**Required action**
Please retype every record exactly as it appears, omitting the pictures.

**Data records**
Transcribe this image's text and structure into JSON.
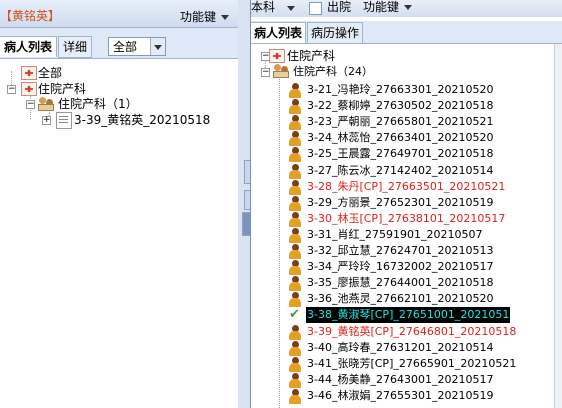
{
  "left": {
    "title": "【黄铭英】",
    "func_label": "功能键",
    "tabs": [
      "病人列表",
      "详细"
    ],
    "filter_value": "全部",
    "tree": [
      "全部",
      "住院产科",
      "住院产科（1）",
      "3-39_黄铭英_20210518"
    ]
  },
  "right": {
    "header_partial": "本科",
    "discharge_label": "出院",
    "func_label": "功能键",
    "tabs": [
      "病人列表",
      "病历操作"
    ],
    "tree_root": "住院产科",
    "group_label": "住院产科（24）",
    "patients": [
      {
        "text": "3-21_冯艳玲_27663301_20210520",
        "style": "normal"
      },
      {
        "text": "3-22_蔡柳婷_27630502_20210518",
        "style": "normal"
      },
      {
        "text": "3-23_严朝丽_27665801_20210521",
        "style": "normal"
      },
      {
        "text": "3-24_林蕊怡_27663401_20210520",
        "style": "normal"
      },
      {
        "text": "3-25_王晨露_27649701_20210518",
        "style": "normal"
      },
      {
        "text": "3-27_陈云冰_27142402_20210514",
        "style": "normal"
      },
      {
        "text": "3-28_朱丹[CP]_27663501_20210521",
        "style": "red"
      },
      {
        "text": "3-29_方丽景_27652301_20210519",
        "style": "normal"
      },
      {
        "text": "3-30_林玉[CP]_27638101_20210517",
        "style": "red"
      },
      {
        "text": "3-31_肖红_27591901_20210507",
        "style": "normal"
      },
      {
        "text": "3-32_邱立慧_27624701_20210513",
        "style": "normal"
      },
      {
        "text": "3-34_严玲玲_16732002_20210517",
        "style": "normal"
      },
      {
        "text": "3-35_廖振慧_27644001_20210518",
        "style": "normal"
      },
      {
        "text": "3-36_池燕灵_27662101_20210520",
        "style": "normal"
      },
      {
        "text": "3-38_黄淑琴[CP]_27651001_2021051",
        "style": "selected"
      },
      {
        "text": "3-39_黄铭英[CP]_27646801_20210518",
        "style": "red"
      },
      {
        "text": "3-40_高玲春_27631201_20210514",
        "style": "normal"
      },
      {
        "text": "3-41_张晓芳[CP]_27665901_20210521",
        "style": "normal"
      },
      {
        "text": "3-44_杨美静_27643001_20210517",
        "style": "normal"
      },
      {
        "text": "3-46_林淑娟_27655301_20210519",
        "style": "normal"
      }
    ]
  },
  "colors": {
    "title": "#d6501e",
    "red": "#e0201b",
    "selected_bg": "#000000",
    "selected_fg": "#19e6e6"
  }
}
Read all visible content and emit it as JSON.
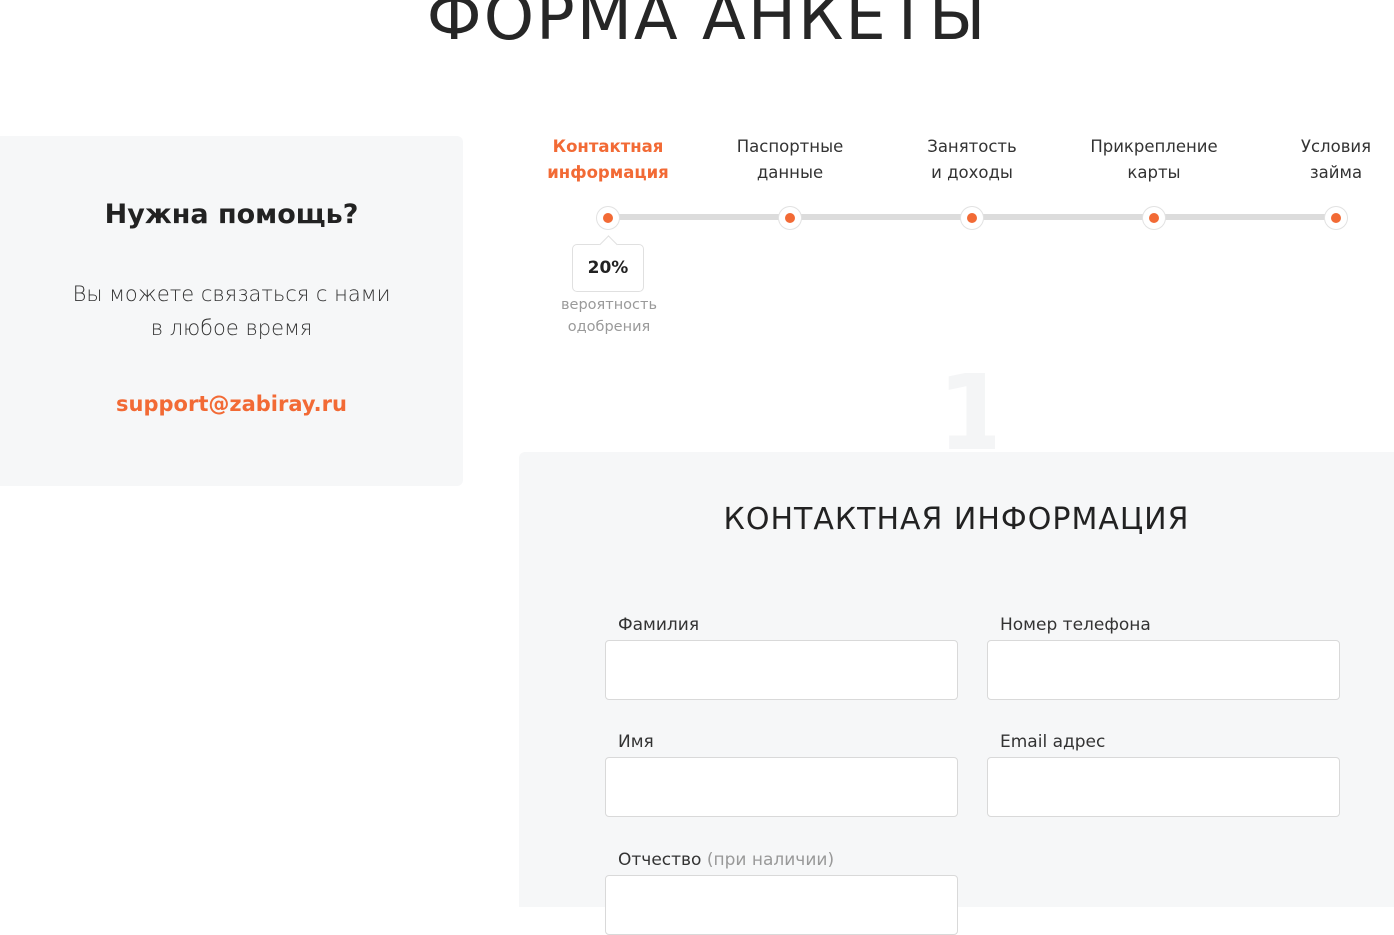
{
  "page": {
    "title": "ФОРМА АНКЕТЫ"
  },
  "help": {
    "title": "Нужна помощь?",
    "text_line1": "Вы можете связаться с нами",
    "text_line2": "в любое время",
    "email": "support@zabiray.ru"
  },
  "steps": [
    {
      "line1": "Контактная",
      "line2": "информация",
      "active": true
    },
    {
      "line1": "Паспортные",
      "line2": "данные",
      "active": false
    },
    {
      "line1": "Занятость",
      "line2": "и доходы",
      "active": false
    },
    {
      "line1": "Прикрепление",
      "line2": "карты",
      "active": false
    },
    {
      "line1": "Условия",
      "line2": "займа",
      "active": false
    }
  ],
  "probability": {
    "value": "20%",
    "caption_line1": "вероятность",
    "caption_line2": "одобрения"
  },
  "step_number": "1",
  "form": {
    "title": "КОНТАКТНАЯ ИНФОРМАЦИЯ",
    "fields": {
      "last_name": {
        "label": "Фамилия",
        "value": ""
      },
      "phone": {
        "label": "Номер телефона",
        "value": ""
      },
      "first_name": {
        "label": "Имя",
        "value": ""
      },
      "email": {
        "label": "Email адрес",
        "value": ""
      },
      "patronymic": {
        "label": "Отчество",
        "note": "(при наличии)",
        "value": ""
      }
    }
  },
  "colors": {
    "accent": "#f26a35",
    "card_bg": "#f6f7f8",
    "track": "#dcdcdc"
  }
}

**Expected answer**
Transcribe this image's text and structure into JSON.
{
  "left": {
    "title": "【黄铭英】",
    "func_label": "功能键",
    "tabs": [
      "病人列表",
      "详细"
    ],
    "filter_value": "全部",
    "tree": [
      "全部",
      "住院产科",
      "住院产科（1）",
      "3-39_黄铭英_20210518"
    ]
  },
  "right": {
    "header_partial": "本科",
    "discharge_label": "出院",
    "func_label": "功能键",
    "tabs": [
      "病人列表",
      "病历操作"
    ],
    "tree_root": "住院产科",
    "group_label": "住院产科（24）",
    "patients": [
      {
        "text": "3-21_冯艳玲_27663301_20210520",
        "style": "normal"
      },
      {
        "text": "3-22_蔡柳婷_27630502_20210518",
        "style": "normal"
      },
      {
        "text": "3-23_严朝丽_27665801_20210521",
        "style": "normal"
      },
      {
        "text": "3-24_林蕊怡_27663401_20210520",
        "style": "normal"
      },
      {
        "text": "3-25_王晨露_27649701_20210518",
        "style": "normal"
      },
      {
        "text": "3-27_陈云冰_27142402_20210514",
        "style": "normal"
      },
      {
        "text": "3-28_朱丹[CP]_27663501_20210521",
        "style": "red"
      },
      {
        "text": "3-29_方丽景_27652301_20210519",
        "style": "normal"
      },
      {
        "text": "3-30_林玉[CP]_27638101_20210517",
        "style": "red"
      },
      {
        "text": "3-31_肖红_27591901_20210507",
        "style": "normal"
      },
      {
        "text": "3-32_邱立慧_27624701_20210513",
        "style": "normal"
      },
      {
        "text": "3-34_严玲玲_16732002_20210517",
        "style": "normal"
      },
      {
        "text": "3-35_廖振慧_27644001_20210518",
        "style": "normal"
      },
      {
        "text": "3-36_池燕灵_27662101_20210520",
        "style": "normal"
      },
      {
        "text": "3-38_黄淑琴[CP]_27651001_2021051",
        "style": "selected"
      },
      {
        "text": "3-39_黄铭英[CP]_27646801_20210518",
        "style": "red"
      },
      {
        "text": "3-40_高玲春_27631201_20210514",
        "style": "normal"
      },
      {
        "text": "3-41_张晓芳[CP]_27665901_20210521",
        "style": "normal"
      },
      {
        "text": "3-44_杨美静_27643001_20210517",
        "style": "normal"
      },
      {
        "text": "3-46_林淑娟_27655301_20210519",
        "style": "normal"
      }
    ]
  },
  "colors": {
    "title": "#d6501e",
    "red": "#e0201b",
    "selected_bg": "#000000",
    "selected_fg": "#19e6e6"
  }
}
Read all visible content and emit it as JSON.
{
  "page": {
    "title": "ФОРМА АНКЕТЫ"
  },
  "help": {
    "title": "Нужна помощь?",
    "text_line1": "Вы можете связаться с нами",
    "text_line2": "в любое время",
    "email": "support@zabiray.ru"
  },
  "steps": [
    {
      "line1": "Контактная",
      "line2": "информация",
      "active": true
    },
    {
      "line1": "Паспортные",
      "line2": "данные",
      "active": false
    },
    {
      "line1": "Занятость",
      "line2": "и доходы",
      "active": false
    },
    {
      "line1": "Прикрепление",
      "line2": "карты",
      "active": false
    },
    {
      "line1": "Условия",
      "line2": "займа",
      "active": false
    }
  ],
  "probability": {
    "value": "20%",
    "caption_line1": "вероятность",
    "caption_line2": "одобрения"
  },
  "step_number": "1",
  "form": {
    "title": "КОНТАКТНАЯ ИНФОРМАЦИЯ",
    "fields": {
      "last_name": {
        "label": "Фамилия",
        "value": ""
      },
      "phone": {
        "label": "Номер телефона",
        "value": ""
      },
      "first_name": {
        "label": "Имя",
        "value": ""
      },
      "email": {
        "label": "Email адрес",
        "value": ""
      },
      "patronymic": {
        "label": "Отчество",
        "note": "(при наличии)",
        "value": ""
      }
    }
  },
  "colors": {
    "accent": "#f26a35",
    "card_bg": "#f6f7f8",
    "track": "#dcdcdc"
  }
}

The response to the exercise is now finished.